◆ About this exercise
Pull every line containing "单击此处添加项" from the listing below.

◆ Records for this task
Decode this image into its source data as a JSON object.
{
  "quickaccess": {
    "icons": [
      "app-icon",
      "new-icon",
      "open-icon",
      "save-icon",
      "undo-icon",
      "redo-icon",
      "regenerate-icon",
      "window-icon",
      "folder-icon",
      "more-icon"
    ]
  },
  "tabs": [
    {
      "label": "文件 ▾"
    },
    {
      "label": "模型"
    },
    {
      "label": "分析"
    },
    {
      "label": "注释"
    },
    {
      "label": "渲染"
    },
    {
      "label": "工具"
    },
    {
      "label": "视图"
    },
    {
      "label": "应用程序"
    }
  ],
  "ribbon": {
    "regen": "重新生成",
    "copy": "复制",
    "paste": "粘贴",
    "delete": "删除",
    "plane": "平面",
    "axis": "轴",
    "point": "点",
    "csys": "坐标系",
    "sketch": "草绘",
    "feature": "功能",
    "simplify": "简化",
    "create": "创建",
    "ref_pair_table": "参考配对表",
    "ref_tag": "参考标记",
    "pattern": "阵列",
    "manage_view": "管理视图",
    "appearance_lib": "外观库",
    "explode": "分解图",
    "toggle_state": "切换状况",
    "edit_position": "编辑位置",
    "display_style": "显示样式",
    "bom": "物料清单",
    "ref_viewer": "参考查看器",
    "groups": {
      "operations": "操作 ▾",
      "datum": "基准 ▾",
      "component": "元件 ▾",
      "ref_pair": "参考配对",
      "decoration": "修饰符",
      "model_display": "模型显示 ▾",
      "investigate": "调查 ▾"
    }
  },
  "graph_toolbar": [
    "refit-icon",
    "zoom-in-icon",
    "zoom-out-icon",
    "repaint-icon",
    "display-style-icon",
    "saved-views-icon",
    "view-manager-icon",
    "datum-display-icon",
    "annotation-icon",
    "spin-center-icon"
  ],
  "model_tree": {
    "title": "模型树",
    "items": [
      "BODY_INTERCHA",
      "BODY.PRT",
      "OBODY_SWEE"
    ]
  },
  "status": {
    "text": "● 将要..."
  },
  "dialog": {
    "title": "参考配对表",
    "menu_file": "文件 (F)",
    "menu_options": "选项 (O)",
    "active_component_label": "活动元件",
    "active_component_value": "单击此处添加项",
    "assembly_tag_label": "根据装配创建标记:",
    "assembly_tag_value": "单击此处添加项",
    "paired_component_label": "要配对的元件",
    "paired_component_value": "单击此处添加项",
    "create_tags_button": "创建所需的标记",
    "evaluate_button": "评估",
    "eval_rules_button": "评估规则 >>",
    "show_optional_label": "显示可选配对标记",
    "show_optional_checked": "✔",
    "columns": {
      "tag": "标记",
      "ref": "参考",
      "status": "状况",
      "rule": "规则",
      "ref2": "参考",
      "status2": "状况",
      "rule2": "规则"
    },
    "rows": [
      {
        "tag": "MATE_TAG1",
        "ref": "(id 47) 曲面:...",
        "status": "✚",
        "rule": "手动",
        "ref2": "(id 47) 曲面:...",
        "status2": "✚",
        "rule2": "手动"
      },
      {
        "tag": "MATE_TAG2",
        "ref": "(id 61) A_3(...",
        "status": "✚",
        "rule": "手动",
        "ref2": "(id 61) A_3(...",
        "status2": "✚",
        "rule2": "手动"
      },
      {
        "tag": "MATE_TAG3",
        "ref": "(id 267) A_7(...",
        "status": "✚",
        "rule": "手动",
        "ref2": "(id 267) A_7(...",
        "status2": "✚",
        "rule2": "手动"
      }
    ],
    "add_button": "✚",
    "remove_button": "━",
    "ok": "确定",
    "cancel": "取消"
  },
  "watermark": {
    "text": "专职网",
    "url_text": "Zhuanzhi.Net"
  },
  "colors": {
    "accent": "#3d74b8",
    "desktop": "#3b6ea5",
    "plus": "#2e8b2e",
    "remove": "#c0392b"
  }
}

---

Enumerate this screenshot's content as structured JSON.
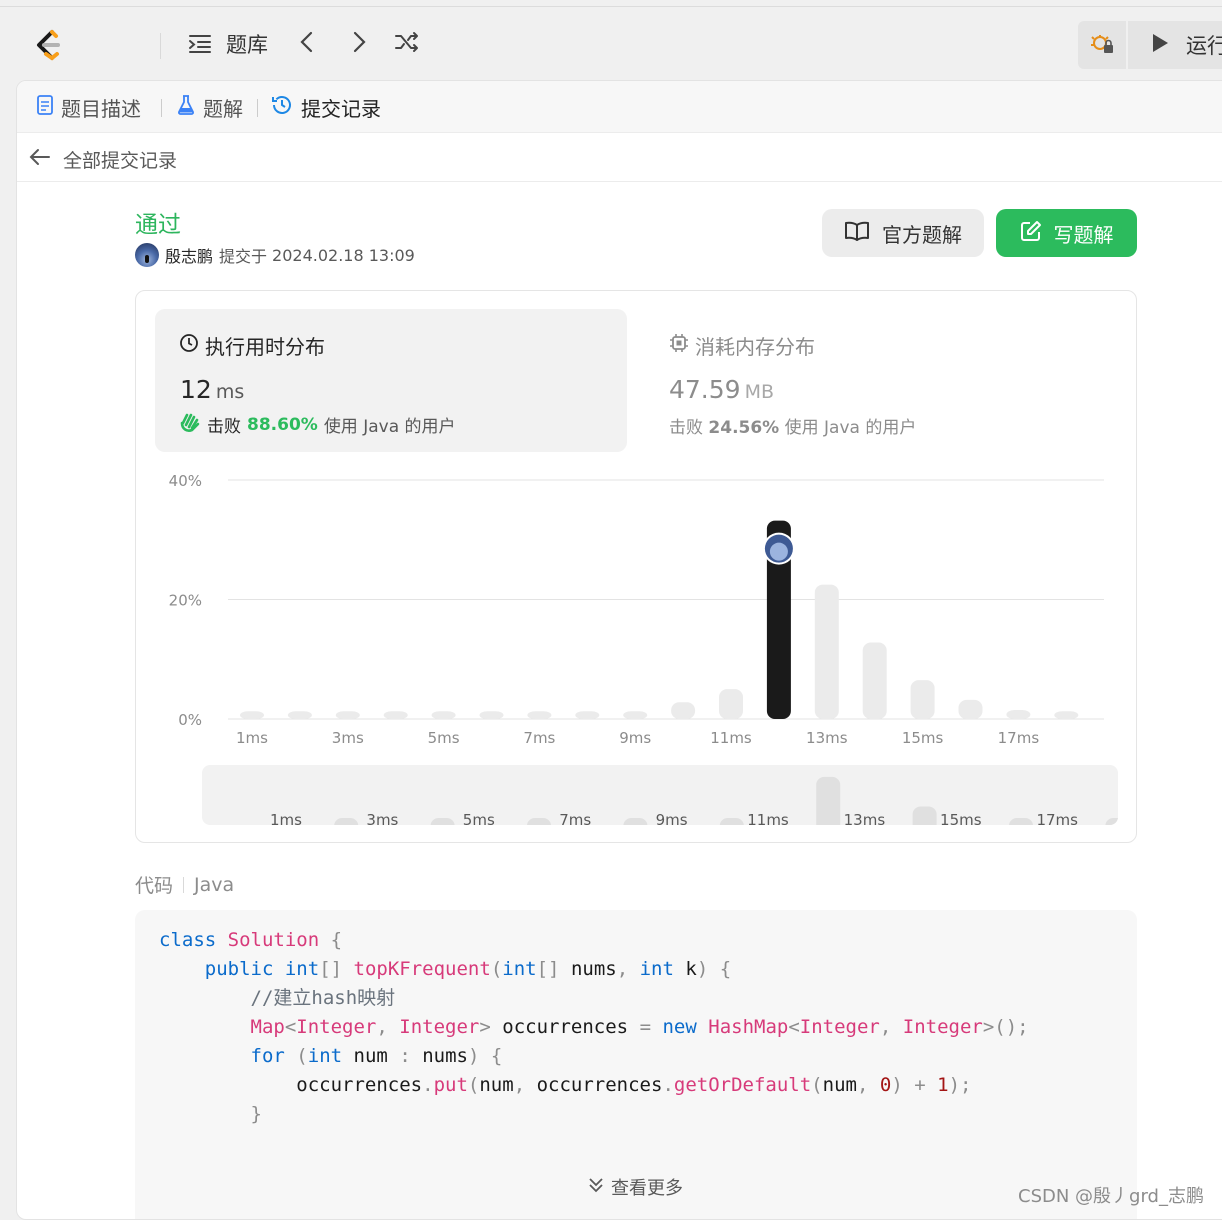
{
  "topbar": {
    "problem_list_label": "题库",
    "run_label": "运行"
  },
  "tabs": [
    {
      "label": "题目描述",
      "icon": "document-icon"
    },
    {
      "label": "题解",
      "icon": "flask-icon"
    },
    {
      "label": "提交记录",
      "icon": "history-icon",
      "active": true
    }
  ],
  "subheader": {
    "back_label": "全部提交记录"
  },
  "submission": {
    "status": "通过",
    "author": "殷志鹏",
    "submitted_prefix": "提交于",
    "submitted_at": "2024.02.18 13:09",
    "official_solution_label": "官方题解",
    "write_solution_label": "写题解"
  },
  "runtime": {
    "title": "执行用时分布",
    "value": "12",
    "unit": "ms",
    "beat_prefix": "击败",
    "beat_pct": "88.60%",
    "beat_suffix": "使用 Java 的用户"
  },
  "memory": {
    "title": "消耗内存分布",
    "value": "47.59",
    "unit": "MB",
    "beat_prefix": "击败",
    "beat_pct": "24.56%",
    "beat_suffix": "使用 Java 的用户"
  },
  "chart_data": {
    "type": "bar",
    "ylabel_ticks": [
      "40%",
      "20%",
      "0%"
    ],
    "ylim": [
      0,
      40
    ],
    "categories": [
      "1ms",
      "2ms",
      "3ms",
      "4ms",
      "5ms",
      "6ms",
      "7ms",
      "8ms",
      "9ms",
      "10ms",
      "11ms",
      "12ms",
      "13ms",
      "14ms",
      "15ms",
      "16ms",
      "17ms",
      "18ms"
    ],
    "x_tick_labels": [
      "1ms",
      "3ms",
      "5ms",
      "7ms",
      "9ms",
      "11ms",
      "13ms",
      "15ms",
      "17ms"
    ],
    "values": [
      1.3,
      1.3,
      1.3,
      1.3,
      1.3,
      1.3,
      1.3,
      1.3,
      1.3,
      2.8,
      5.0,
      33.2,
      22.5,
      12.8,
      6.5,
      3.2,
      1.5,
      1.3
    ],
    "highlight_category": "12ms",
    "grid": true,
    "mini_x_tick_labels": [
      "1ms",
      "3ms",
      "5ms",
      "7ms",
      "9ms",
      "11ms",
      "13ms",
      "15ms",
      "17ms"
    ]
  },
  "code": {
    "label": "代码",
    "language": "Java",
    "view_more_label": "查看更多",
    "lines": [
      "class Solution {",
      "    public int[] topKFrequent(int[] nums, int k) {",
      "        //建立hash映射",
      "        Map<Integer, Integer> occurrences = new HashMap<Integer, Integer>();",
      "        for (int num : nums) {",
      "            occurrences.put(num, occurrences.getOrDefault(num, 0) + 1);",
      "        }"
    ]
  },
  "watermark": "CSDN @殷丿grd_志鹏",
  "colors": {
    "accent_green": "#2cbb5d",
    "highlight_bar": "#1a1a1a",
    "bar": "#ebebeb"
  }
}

◆ Your solution
    "active_component_value": "单击此处添加项",
    "assembly_tag_value": "单击此处添加项",
    "paired_component_value": "单击此处添加项",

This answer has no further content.